Hoppe reports that when bitters are given to sick dogs the quantity of gastric juice is increased, and the pepsin and HCl of the juice is likewise increased. No figures are presented, nor are sufficient accounts of the method used given, so as to enable one to evaluate his conclusions. Moorhead, working in the author's laboratory, produced cachexia in two dogs with Pavlov stomach pouch by repeated excessive hemorrhage, and studied the action of the bitters on the food consumption and the appetite secretion before and after inducing the chronic anemia. The dogs were bled 20 to 30 c.c. per kg. daily until they became permanently listless, weak, and depressed, lost weight gradually, and showed little interest in food or surroundings-in a word, typically cachectic. During the observation period the dogs showed little or no improvement.

Table VII Quantity Of Gastric Secretion In C.c., Cachectic Dogs (Pavlov Stomach)


No. T.

Dog z

Avr. Mxm. Mnm.

Doc 2

Avr. Mxm. Mnm tion one hour. 1 tonks fa _

First hour after feeding.......

No tonics.......

Tonics in mouth .. Tonics in stomach

10 10 10

10 10 10

0.50 1.90 1.06

1 05 2.50 1.20

2.0 42 3i

3 9 5o 3-5


05 0.0

0.0 0.2 o. 2

1 15 1.14


IS© 315 1.80

50 2.1


5 9 7-7 25

0.0 o. 1 0.0

0.0 o. 1 o. I

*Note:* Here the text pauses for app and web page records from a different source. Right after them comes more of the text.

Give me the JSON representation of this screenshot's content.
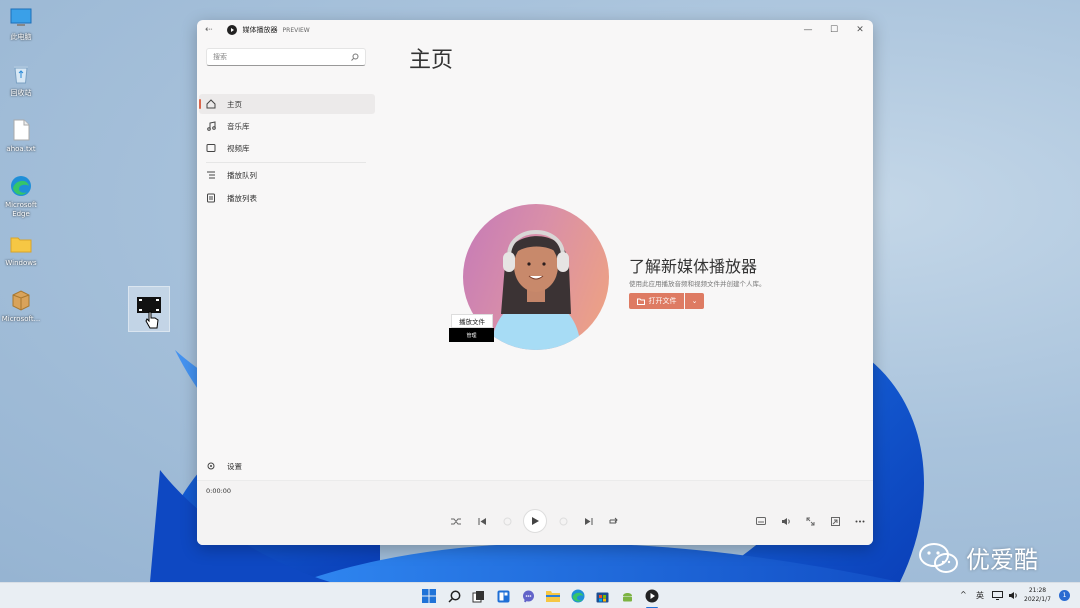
{
  "desktop": {
    "icons": [
      {
        "label": "此电脑",
        "icon": "computer-icon"
      },
      {
        "label": "回收站",
        "icon": "recycle-bin-icon"
      },
      {
        "label": "ahoa.txt",
        "icon": "document-icon"
      },
      {
        "label": "Microsoft Edge",
        "icon": "edge-icon"
      },
      {
        "label": "Windows",
        "icon": "folder-icon"
      },
      {
        "label": "Microsoft...",
        "icon": "package-icon"
      }
    ]
  },
  "window": {
    "app_title": "媒体播放器",
    "preview_badge": "PREVIEW",
    "controls": {
      "minimize": "—",
      "maximize": "☐",
      "close": "✕"
    }
  },
  "sidebar": {
    "search_placeholder": "搜索",
    "nav_items": [
      {
        "label": "主页",
        "icon": "home-icon",
        "active": true
      },
      {
        "label": "音乐库",
        "icon": "music-note-icon",
        "active": false
      },
      {
        "label": "视频库",
        "icon": "video-icon",
        "active": false
      },
      {
        "label": "播放队列",
        "icon": "queue-icon",
        "active": false
      },
      {
        "label": "播放列表",
        "icon": "playlist-icon",
        "active": false
      }
    ],
    "settings_label": "设置"
  },
  "main": {
    "page_title": "主页",
    "hero_title": "了解新媒体播放器",
    "hero_desc": "使用此应用播放音频和视频文件并创建个人库。",
    "open_file_label": "打开文件",
    "open_file_dropdown": "⌄",
    "tooltip": "播放文件",
    "tooltip_sub": "管理"
  },
  "player": {
    "time": "0:00:00"
  },
  "taskbar": {
    "tray_lang": "英",
    "time": "21:28",
    "date": "2022/1/7",
    "notification_count": "1"
  },
  "watermark": {
    "text": "优爱酷"
  },
  "colors": {
    "accent": "#de7b63",
    "window_bg": "#f8f7f7",
    "taskbar_bg": "#e9eef3"
  }
}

Before the chronic anemia was induced the bitters had no influence on food consumption or on the quality and quantity of the appetite gastric juice. During the cachexia the bitters acti in the mouth appeared to increase slightly both the quantity food consumed, and the quantity and quality of the appet gastric juice (Table VII). The experiments are not numen enough to permit final conclusions, even for sick dogs. And it not clear whether the apparent action of the bitters is a direct c on the appetite mechanism, or in the nature of a condition refl The real value of bitter tonics as stimuli to appetite in disease still an open question, that must be answered by quantitative i methods on the sick.